How are Penn and other area institutions and businesses going to get the trained workers they need for the future?
Anthony Blalock and Nicole Dilday are working on that matter.
Blalock and Dilday are two of 23 young adults currently enrolled in the Skills Development Center at University City High School. The center, a Penn-funded and -staffed project headed by Ron Story, trains West Philadelphia residents in the skills they need to land retail, hospitality and office jobs.
The focus on these three categories is no accident. They account for the overwhelming majority of positions that open up at Penn each year, as well as the new permanent jobs being created by Sansom Common and other development projects.
The center's first class, which includes Blalock and Dilday, began its work in November and will finish next week.
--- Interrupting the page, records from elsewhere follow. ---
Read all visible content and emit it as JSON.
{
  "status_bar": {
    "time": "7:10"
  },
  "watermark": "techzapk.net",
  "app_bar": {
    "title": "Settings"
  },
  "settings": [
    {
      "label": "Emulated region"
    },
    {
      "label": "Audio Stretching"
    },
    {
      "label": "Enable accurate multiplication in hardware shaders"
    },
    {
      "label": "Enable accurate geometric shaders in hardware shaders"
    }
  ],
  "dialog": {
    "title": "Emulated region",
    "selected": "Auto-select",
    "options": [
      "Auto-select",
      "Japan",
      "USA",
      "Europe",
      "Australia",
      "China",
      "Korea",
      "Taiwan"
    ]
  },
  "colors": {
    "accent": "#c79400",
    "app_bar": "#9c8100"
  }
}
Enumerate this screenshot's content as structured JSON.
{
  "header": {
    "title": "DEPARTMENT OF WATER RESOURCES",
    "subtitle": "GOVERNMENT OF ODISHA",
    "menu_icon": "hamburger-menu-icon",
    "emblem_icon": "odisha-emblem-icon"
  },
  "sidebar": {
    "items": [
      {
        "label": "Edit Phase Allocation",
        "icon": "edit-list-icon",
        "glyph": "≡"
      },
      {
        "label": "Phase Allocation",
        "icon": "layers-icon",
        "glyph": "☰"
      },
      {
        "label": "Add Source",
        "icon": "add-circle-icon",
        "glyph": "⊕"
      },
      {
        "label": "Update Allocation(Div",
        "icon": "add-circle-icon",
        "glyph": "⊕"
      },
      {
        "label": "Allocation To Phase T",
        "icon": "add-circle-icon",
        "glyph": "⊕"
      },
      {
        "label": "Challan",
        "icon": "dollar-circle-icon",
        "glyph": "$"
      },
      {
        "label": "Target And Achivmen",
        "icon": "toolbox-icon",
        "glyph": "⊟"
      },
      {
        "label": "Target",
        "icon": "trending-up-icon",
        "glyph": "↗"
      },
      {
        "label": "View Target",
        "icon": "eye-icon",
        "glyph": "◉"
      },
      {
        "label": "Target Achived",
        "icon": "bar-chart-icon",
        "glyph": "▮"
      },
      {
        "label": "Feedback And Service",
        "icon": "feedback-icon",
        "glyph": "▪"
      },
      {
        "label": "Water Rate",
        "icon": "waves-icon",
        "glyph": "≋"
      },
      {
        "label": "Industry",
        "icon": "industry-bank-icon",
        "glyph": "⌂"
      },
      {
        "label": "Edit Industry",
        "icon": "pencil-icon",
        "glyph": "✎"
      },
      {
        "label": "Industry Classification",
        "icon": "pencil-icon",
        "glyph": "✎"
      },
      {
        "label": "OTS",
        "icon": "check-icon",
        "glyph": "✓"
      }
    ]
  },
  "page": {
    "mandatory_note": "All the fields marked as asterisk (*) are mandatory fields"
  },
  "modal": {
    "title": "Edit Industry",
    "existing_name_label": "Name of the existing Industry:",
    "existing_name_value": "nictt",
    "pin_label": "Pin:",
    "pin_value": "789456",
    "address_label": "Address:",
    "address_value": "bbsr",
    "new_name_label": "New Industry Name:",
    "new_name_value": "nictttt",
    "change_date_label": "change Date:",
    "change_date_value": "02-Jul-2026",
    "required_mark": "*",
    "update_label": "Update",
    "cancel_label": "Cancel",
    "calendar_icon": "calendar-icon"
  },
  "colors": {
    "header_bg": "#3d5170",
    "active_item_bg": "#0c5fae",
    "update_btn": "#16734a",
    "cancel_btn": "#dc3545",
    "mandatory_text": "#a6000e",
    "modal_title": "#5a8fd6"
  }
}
The students have various reasons for enrolling in the program: Blalock, for example, was recently laid off, and Dilday, as she put it, "was really bored sitting at home" collecting welfare payments.
But all of them have the same goal: getting a good job. And the SDC course covers all the basics needed to get one. Students receive training in common computer applications, business math and resume-writing from a team of four instructors. They also meet in small groups to discuss other important workplace issues: "We discussed everything from sexual harassment to getting the boss fired," Blalock said.
Dilday said that some of the most important material dealt with what the SDC staff call "workplace effectiveness." "It teaches you about the boundaries not to overstep, phone manners, being a team player, being on time, how to address people," she said.
Staffer Pat Robinson Burns (SW'68) helps students with family matters and other concerns that can impinge on their jobs.
And there's still more: "The fun part is that we've been exploring the Internet," Dilday said.
Blalock was amazed at what he could do on the World Wide Web. "I didn't know anything about on-line job hunting before I got here," he said. Now he has used the Internet to look for both jobs and housing, and will soon put his resume on line.
Those who would rather further their education after the program ends can do so as well. Participants earn 12 credits at Community College of Philadelphia upon completing the program, said Story, the center's director.
As both Blalock and Dilday have held jobs in the past, proving their skills will not be as important for them. Instead, the possibility of a fast track to employment at Penn is what drew them to the program. And both of them are optimistic about that prospect. "I have a lot of faith in this program," Dilday said.
She also felt that programs like the SDC reinforce an important message for her community. "I think all African-Americans should remember that working parents produce working children," she said.Front page for this issue | Pennsylvania Current home page
Originally published on January 14, 1999